Work required:
Please print the whole of the listing that follows exactly.

Input:
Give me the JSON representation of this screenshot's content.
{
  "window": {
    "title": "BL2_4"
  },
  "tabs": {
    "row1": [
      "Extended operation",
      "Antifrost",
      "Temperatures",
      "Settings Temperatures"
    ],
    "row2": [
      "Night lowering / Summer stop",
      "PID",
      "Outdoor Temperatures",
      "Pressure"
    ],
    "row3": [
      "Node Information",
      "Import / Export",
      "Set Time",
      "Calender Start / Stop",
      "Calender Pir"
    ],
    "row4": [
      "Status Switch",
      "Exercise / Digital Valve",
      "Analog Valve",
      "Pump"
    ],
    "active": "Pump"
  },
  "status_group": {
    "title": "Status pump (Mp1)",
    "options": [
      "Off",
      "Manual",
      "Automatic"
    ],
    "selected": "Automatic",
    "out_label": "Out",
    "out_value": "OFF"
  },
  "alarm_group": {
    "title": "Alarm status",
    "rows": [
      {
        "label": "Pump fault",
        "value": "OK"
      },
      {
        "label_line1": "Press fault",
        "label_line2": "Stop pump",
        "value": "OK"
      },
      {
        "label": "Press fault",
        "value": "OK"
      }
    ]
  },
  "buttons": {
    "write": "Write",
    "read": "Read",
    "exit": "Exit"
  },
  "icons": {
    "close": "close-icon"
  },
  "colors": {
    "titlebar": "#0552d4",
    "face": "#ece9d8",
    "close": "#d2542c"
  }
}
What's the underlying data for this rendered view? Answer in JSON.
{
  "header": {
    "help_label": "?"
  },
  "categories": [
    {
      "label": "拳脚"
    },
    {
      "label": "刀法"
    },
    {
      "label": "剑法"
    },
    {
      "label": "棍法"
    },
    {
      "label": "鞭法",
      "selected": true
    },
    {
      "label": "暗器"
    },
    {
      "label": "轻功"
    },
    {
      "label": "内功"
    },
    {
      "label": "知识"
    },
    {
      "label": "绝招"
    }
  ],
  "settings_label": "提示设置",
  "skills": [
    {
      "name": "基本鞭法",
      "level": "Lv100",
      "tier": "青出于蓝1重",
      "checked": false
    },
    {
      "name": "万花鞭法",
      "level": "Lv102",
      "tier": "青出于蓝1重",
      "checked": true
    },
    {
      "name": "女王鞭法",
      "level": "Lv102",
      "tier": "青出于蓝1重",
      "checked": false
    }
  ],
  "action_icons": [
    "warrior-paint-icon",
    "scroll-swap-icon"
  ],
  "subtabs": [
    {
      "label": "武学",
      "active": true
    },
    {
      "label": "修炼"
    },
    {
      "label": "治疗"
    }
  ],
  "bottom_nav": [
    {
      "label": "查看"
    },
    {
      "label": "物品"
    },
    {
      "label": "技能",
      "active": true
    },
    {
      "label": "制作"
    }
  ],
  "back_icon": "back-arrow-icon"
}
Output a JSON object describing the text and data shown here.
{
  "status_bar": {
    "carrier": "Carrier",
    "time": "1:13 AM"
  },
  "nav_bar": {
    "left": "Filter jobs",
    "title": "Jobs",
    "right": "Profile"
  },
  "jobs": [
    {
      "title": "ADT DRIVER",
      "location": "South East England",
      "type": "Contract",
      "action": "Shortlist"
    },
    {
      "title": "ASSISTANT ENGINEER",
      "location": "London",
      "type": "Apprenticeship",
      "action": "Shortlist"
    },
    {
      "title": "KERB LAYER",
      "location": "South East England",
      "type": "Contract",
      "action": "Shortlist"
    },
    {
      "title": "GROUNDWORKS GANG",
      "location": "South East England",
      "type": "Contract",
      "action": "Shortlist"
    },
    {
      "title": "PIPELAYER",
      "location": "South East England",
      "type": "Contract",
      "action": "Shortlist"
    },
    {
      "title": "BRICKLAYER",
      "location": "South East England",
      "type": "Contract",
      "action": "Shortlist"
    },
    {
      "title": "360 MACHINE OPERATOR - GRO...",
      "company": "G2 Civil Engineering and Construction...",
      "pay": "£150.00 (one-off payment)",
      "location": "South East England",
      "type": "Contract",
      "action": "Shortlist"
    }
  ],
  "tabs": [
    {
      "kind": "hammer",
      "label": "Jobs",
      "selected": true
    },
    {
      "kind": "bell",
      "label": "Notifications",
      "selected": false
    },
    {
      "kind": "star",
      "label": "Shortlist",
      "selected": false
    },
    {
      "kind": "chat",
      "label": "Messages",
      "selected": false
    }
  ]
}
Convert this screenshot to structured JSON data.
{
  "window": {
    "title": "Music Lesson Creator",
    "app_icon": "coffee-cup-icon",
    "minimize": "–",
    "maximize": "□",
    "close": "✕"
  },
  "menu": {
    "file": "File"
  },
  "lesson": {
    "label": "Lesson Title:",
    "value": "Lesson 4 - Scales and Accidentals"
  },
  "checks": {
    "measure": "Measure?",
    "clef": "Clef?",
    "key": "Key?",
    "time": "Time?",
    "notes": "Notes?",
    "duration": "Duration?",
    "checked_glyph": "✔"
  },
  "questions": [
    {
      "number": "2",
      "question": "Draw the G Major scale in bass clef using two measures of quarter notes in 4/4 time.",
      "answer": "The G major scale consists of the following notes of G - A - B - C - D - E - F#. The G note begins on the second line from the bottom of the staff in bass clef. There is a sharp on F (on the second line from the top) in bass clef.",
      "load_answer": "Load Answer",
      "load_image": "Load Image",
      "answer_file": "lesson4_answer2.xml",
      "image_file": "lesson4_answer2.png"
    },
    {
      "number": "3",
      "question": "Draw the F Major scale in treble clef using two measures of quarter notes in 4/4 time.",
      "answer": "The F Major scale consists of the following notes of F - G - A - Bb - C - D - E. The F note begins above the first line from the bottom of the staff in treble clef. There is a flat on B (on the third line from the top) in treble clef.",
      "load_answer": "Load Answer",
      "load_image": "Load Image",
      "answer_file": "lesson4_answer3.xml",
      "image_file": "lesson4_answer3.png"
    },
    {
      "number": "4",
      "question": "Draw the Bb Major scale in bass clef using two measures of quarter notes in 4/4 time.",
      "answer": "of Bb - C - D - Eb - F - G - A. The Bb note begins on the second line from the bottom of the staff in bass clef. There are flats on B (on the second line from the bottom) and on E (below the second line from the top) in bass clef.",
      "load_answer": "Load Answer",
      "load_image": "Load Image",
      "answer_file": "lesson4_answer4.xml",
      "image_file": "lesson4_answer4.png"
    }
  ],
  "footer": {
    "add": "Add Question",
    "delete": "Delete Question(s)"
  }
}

Task response:
Give me the JSON representation of this screenshot's content.
{
  "window": {
    "title": "BL2_4"
  },
  "tabs": {
    "row1": [
      "Extended operation",
      "Antifrost",
      "Temperatures",
      "Settings Temperatures"
    ],
    "row2": [
      "Night lowering / Summer stop",
      "PID",
      "Outdoor Temperatures",
      "Pressure"
    ],
    "row3": [
      "Node Information",
      "Import / Export",
      "Set Time",
      "Calender Start / Stop",
      "Calender Pir"
    ],
    "row4": [
      "Status Switch",
      "Exercise / Digital Valve",
      "Analog Valve",
      "Pump"
    ],
    "active": "Pump"
  },
  "status_group": {
    "title": "Status pump (Mp1)",
    "options": [
      "Off",
      "Manual",
      "Automatic"
    ],
    "selected": "Automatic",
    "out_label": "Out",
    "out_value": "OFF"
  },
  "alarm_group": {
    "title": "Alarm status",
    "rows": [
      {
        "label": "Pump fault",
        "value": "OK"
      },
      {
        "label_line1": "Press fault",
        "label_line2": "Stop pump",
        "value": "OK"
      },
      {
        "label": "Press fault",
        "value": "OK"
      }
    ]
  },
  "buttons": {
    "write": "Write",
    "read": "Read",
    "exit": "Exit"
  },
  "icons": {
    "close": "close-icon"
  },
  "colors": {
    "titlebar": "#0552d4",
    "face": "#ece9d8",
    "close": "#d2542c"
  }
}
What's the underlying data for this rendered view? Answer in JSON.
{
  "header": {
    "help_label": "?"
  },
  "categories": [
    {
      "label": "拳脚"
    },
    {
      "label": "刀法"
    },
    {
      "label": "剑法"
    },
    {
      "label": "棍法"
    },
    {
      "label": "鞭法",
      "selected": true
    },
    {
      "label": "暗器"
    },
    {
      "label": "轻功"
    },
    {
      "label": "内功"
    },
    {
      "label": "知识"
    },
    {
      "label": "绝招"
    }
  ],
  "settings_label": "提示设置",
  "skills": [
    {
      "name": "基本鞭法",
      "level": "Lv100",
      "tier": "青出于蓝1重",
      "checked": false
    },
    {
      "name": "万花鞭法",
      "level": "Lv102",
      "tier": "青出于蓝1重",
      "checked": true
    },
    {
      "name": "女王鞭法",
      "level": "Lv102",
      "tier": "青出于蓝1重",
      "checked": false
    }
  ],
  "action_icons": [
    "warrior-paint-icon",
    "scroll-swap-icon"
  ],
  "subtabs": [
    {
      "label": "武学",
      "active": true
    },
    {
      "label": "修炼"
    },
    {
      "label": "治疗"
    }
  ],
  "bottom_nav": [
    {
      "label": "查看"
    },
    {
      "label": "物品"
    },
    {
      "label": "技能",
      "active": true
    },
    {
      "label": "制作"
    }
  ],
  "back_icon": "back-arrow-icon"
}
Output a JSON object describing the text and data shown here.
{
  "status_bar": {
    "carrier": "Carrier",
    "time": "1:13 AM"
  },
  "nav_bar": {
    "left": "Filter jobs",
    "title": "Jobs",
    "right": "Profile"
  },
  "jobs": [
    {
      "title": "ADT DRIVER",
      "location": "South East England",
      "type": "Contract",
      "action": "Shortlist"
    },
    {
      "title": "ASSISTANT ENGINEER",
      "location": "London",
      "type": "Apprenticeship",
      "action": "Shortlist"
    },
    {
      "title": "KERB LAYER",
      "location": "South East England",
      "type": "Contract",
      "action": "Shortlist"
    },
    {
      "title": "GROUNDWORKS GANG",
      "location": "South East England",
      "type": "Contract",
      "action": "Shortlist"
    },
    {
      "title": "PIPELAYER",
      "location": "South East England",
      "type": "Contract",
      "action": "Shortlist"
    },
    {
      "title": "BRICKLAYER",
      "location": "South East England",
      "type": "Contract",
      "action": "Shortlist"
    },
    {
      "title": "360 MACHINE OPERATOR - GRO...",
      "company": "G2 Civil Engineering and Construction...",
      "pay": "£150.00 (one-off payment)",
      "location": "South East England",
      "type": "Contract",
      "action": "Shortlist"
    }
  ],
  "tabs": [
    {
      "kind": "hammer",
      "label": "Jobs",
      "selected": true
    },
    {
      "kind": "bell",
      "label": "Notifications",
      "selected": false
    },
    {
      "kind": "star",
      "label": "Shortlist",
      "selected": false
    },
    {
      "kind": "chat",
      "label": "Messages",
      "selected": false
    }
  ]
}
Convert this screenshot to structured JSON data.
{
  "window": {
    "title": "Music Lesson Creator",
    "app_icon": "coffee-cup-icon",
    "minimize": "–",
    "maximize": "□",
    "close": "✕"
  },
  "menu": {
    "file": "File"
  },
  "lesson": {
    "label": "Lesson Title:",
    "value": "Lesson 4 - Scales and Accidentals"
  },
  "checks": {
    "measure": "Measure?",
    "clef": "Clef?",
    "key": "Key?",
    "time": "Time?",
    "notes": "Notes?",
    "duration": "Duration?",
    "checked_glyph": "✔"
  },
  "questions": [
    {
      "number": "2",
      "question": "Draw the G Major scale in bass clef using two measures of quarter notes in 4/4 time.",
      "answer": "The G major scale consists of the following notes of G - A - B - C - D - E - F#. The G note begins on the second line from the bottom of the staff in bass clef. There is a sharp on F (on the second line from the top) in bass clef.",
      "load_answer": "Load Answer",
      "load_image": "Load Image",
      "answer_file": "lesson4_answer2.xml",
      "image_file": "lesson4_answer2.png"
    },
    {
      "number": "3",
      "question": "Draw the F Major scale in treble clef using two measures of quarter notes in 4/4 time.",
      "answer": "The F Major scale consists of the following notes of F - G - A - Bb - C - D - E. The F note begins above the first line from the bottom of the staff in treble clef. There is a flat on B (on the third line from the top) in treble clef.",
      "load_answer": "Load Answer",
      "load_image": "Load Image",
      "answer_file": "lesson4_answer3.xml",
      "image_file": "lesson4_answer3.png"
    },
    {
      "number": "4",
      "question": "Draw the Bb Major scale in bass clef using two measures of quarter notes in 4/4 time.",
      "answer": "of Bb - C - D - Eb - F - G - A. The Bb note begins on the second line from the bottom of the staff in bass clef. There are flats on B (on the second line from the bottom) and on E (below the second line from the top) in bass clef.",
      "load_answer": "Load Answer",
      "load_image": "Load Image",
      "answer_file": "lesson4_answer4.xml",
      "image_file": "lesson4_answer4.png"
    }
  ],
  "footer": {
    "add": "Add Question",
    "delete": "Delete Question(s)"
  }
}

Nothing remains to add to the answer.